EXERCISE INSTRUCTIONS: Across the whole listing, filter for the string "sichern" and copy every line that has it.

EXERCISE INPUT:
***
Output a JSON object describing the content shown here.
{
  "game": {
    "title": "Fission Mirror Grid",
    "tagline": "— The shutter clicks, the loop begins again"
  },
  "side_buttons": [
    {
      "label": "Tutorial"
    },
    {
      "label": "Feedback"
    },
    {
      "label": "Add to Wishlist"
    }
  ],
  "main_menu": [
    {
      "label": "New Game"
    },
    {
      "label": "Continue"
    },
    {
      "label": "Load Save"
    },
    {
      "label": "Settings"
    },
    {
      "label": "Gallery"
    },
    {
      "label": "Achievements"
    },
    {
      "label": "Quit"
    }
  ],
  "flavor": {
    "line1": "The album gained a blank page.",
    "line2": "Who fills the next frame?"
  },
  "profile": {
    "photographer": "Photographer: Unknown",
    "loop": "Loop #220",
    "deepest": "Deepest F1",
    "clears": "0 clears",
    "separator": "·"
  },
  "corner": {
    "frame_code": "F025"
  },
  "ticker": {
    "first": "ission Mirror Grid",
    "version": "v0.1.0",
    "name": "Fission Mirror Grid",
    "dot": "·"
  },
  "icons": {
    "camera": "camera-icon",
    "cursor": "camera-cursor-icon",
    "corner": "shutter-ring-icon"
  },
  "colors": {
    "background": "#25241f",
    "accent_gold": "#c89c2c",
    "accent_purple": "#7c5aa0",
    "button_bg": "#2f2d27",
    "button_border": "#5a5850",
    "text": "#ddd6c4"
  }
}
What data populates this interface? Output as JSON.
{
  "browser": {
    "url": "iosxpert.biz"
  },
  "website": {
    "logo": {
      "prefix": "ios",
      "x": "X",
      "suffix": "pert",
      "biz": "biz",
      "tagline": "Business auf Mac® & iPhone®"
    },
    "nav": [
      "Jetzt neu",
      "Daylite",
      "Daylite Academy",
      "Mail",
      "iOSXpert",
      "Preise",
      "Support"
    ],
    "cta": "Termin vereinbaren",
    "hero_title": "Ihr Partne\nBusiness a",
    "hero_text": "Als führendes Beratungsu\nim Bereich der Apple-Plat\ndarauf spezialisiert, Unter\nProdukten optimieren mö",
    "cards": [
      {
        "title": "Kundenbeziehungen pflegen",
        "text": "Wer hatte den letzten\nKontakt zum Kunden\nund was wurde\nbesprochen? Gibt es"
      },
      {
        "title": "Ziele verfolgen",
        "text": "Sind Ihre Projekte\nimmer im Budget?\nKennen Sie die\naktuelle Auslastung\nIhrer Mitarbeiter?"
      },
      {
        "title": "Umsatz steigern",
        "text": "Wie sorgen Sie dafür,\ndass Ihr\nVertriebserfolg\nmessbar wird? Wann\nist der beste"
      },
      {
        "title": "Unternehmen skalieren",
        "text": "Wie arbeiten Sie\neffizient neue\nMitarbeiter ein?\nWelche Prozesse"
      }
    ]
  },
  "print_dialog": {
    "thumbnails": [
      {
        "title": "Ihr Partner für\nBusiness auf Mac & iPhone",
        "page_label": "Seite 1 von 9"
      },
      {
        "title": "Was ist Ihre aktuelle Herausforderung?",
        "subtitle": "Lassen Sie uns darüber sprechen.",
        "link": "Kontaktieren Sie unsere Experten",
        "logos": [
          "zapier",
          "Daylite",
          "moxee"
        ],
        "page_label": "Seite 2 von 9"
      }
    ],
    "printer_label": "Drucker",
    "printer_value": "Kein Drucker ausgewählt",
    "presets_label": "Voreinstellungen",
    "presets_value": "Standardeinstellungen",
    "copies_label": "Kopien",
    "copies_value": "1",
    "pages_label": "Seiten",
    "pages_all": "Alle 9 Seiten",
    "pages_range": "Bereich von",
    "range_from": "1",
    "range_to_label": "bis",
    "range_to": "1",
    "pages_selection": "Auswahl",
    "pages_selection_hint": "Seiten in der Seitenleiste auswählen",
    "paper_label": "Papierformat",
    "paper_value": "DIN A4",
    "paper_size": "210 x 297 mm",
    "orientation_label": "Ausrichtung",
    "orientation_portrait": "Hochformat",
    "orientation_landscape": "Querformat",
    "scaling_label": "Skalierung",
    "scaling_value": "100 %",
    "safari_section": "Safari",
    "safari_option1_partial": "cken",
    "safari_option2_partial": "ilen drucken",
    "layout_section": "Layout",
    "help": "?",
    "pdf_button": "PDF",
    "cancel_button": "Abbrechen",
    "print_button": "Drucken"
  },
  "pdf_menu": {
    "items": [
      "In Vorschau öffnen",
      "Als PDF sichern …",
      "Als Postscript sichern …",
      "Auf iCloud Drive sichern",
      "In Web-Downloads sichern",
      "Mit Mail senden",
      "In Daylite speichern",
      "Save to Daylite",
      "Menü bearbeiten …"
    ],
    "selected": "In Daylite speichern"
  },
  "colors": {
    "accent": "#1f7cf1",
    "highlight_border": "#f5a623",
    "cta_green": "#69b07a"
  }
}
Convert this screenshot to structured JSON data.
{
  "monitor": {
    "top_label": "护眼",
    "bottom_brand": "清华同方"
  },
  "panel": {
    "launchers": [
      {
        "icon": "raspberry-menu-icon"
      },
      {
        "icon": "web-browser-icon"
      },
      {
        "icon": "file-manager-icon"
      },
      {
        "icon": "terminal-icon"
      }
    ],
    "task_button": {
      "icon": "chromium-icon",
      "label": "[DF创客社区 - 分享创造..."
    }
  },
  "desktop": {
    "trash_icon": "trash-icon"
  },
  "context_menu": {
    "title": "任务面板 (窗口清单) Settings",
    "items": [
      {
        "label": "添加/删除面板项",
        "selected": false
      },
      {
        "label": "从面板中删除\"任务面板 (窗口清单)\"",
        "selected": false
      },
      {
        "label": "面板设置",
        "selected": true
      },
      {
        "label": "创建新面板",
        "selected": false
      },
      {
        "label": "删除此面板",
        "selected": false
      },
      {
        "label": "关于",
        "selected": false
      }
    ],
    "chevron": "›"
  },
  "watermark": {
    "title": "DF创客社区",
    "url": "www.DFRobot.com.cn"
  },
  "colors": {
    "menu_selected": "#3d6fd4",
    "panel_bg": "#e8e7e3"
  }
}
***
WORKED SOLUTION:
      "Als PDF sichern …",
      "Als Postscript sichern …",
      "Auf iCloud Drive sichern",
      "In Web-Downloads sichern",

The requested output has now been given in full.